• What you have to do
From the first entry to the last, repeat them all exactly.

====== Information provided

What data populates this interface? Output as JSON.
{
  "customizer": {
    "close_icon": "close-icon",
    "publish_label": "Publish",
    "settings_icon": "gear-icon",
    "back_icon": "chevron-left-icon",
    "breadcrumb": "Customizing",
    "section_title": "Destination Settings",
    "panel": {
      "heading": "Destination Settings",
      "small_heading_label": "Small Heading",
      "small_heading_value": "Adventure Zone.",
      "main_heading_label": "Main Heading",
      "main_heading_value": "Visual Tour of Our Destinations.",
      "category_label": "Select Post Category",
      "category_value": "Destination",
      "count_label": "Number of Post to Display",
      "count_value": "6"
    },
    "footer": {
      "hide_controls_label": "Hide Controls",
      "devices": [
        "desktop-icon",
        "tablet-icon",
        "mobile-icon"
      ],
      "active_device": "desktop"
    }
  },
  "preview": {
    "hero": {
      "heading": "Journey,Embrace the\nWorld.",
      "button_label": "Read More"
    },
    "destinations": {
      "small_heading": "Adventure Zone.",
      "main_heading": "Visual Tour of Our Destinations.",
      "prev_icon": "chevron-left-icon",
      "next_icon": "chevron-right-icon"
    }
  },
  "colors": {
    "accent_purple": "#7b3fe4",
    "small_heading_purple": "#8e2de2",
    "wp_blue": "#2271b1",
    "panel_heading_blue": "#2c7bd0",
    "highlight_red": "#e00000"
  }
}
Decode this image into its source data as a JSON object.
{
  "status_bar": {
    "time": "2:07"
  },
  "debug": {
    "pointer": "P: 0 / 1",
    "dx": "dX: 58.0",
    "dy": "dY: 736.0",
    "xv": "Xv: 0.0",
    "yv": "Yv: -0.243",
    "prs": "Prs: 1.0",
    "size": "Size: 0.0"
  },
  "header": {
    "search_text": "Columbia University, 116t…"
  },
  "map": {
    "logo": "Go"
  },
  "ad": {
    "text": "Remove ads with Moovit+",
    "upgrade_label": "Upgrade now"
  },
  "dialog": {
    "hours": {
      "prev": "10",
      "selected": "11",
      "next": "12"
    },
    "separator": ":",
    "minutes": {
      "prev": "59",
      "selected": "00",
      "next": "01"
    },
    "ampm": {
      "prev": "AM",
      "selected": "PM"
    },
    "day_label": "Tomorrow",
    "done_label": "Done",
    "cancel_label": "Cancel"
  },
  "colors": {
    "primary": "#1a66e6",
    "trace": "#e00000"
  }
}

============

• Response
What data populates this interface? Output as JSON.
{
  "customizer": {
    "close_icon": "close-icon",
    "publish_label": "Publish",
    "settings_icon": "gear-icon",
    "back_icon": "chevron-left-icon",
    "breadcrumb": "Customizing",
    "section_title": "Destination Settings",
    "panel": {
      "heading": "Destination Settings",
      "small_heading_label": "Small Heading",
      "small_heading_value": "Adventure Zone.",
      "main_heading_label": "Main Heading",
      "main_heading_value": "Visual Tour of Our Destinations.",
      "category_label": "Select Post Category",
      "category_value": "Destination",
      "count_label": "Number of Post to Display",
      "count_value": "6"
    },
    "footer": {
      "hide_controls_label": "Hide Controls",
      "devices": [
        "desktop-icon",
        "tablet-icon",
        "mobile-icon"
      ],
      "active_device": "desktop"
    }
  },
  "preview": {
    "hero": {
      "heading": "Journey,Embrace the\nWorld.",
      "button_label": "Read More"
    },
    "destinations": {
      "small_heading": "Adventure Zone.",
      "main_heading": "Visual Tour of Our Destinations.",
      "prev_icon": "chevron-left-icon",
      "next_icon": "chevron-right-icon"
    }
  },
  "colors": {
    "accent_purple": "#7b3fe4",
    "small_heading_purple": "#8e2de2",
    "wp_blue": "#2271b1",
    "panel_heading_blue": "#2c7bd0",
    "highlight_red": "#e00000"
  }
}
Decode this image into its source data as a JSON object.
{
  "status_bar": {
    "time": "2:07"
  },
  "debug": {
    "pointer": "P: 0 / 1",
    "dx": "dX: 58.0",
    "dy": "dY: 736.0",
    "xv": "Xv: 0.0",
    "yv": "Yv: -0.243",
    "prs": "Prs: 1.0",
    "size": "Size: 0.0"
  },
  "header": {
    "search_text": "Columbia University, 116t…"
  },
  "map": {
    "logo": "Go"
  },
  "ad": {
    "text": "Remove ads with Moovit+",
    "upgrade_label": "Upgrade now"
  },
  "dialog": {
    "hours": {
      "prev": "10",
      "selected": "11",
      "next": "12"
    },
    "separator": ":",
    "minutes": {
      "prev": "59",
      "selected": "00",
      "next": "01"
    },
    "ampm": {
      "prev": "AM",
      "selected": "PM"
    },
    "day_label": "Tomorrow",
    "done_label": "Done",
    "cancel_label": "Cancel"
  },
  "colors": {
    "primary": "#1a66e6",
    "trace": "#e00000"
  }
}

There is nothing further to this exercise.